> [Exercise directions]:
Each line of the records below that contains "Miejskiej" needs to be copied.

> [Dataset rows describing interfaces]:
= Beginning of Section =
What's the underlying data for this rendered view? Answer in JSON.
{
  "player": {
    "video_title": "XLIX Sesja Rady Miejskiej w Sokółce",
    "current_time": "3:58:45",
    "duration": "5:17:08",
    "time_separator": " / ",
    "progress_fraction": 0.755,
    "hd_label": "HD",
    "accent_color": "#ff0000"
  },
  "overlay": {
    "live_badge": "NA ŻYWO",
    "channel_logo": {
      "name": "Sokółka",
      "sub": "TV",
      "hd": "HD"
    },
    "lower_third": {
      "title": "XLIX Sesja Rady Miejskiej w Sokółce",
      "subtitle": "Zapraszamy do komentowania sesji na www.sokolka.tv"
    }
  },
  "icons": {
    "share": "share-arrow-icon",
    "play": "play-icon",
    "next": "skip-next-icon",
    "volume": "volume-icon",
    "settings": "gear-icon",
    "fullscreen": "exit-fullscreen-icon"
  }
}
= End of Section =
> [Solution to this exercise]:
    "video_title": "XLIX Sesja Rady Miejskiej w Sokółce",
      "title": "XLIX Sesja Rady Miejskiej w Sokółce",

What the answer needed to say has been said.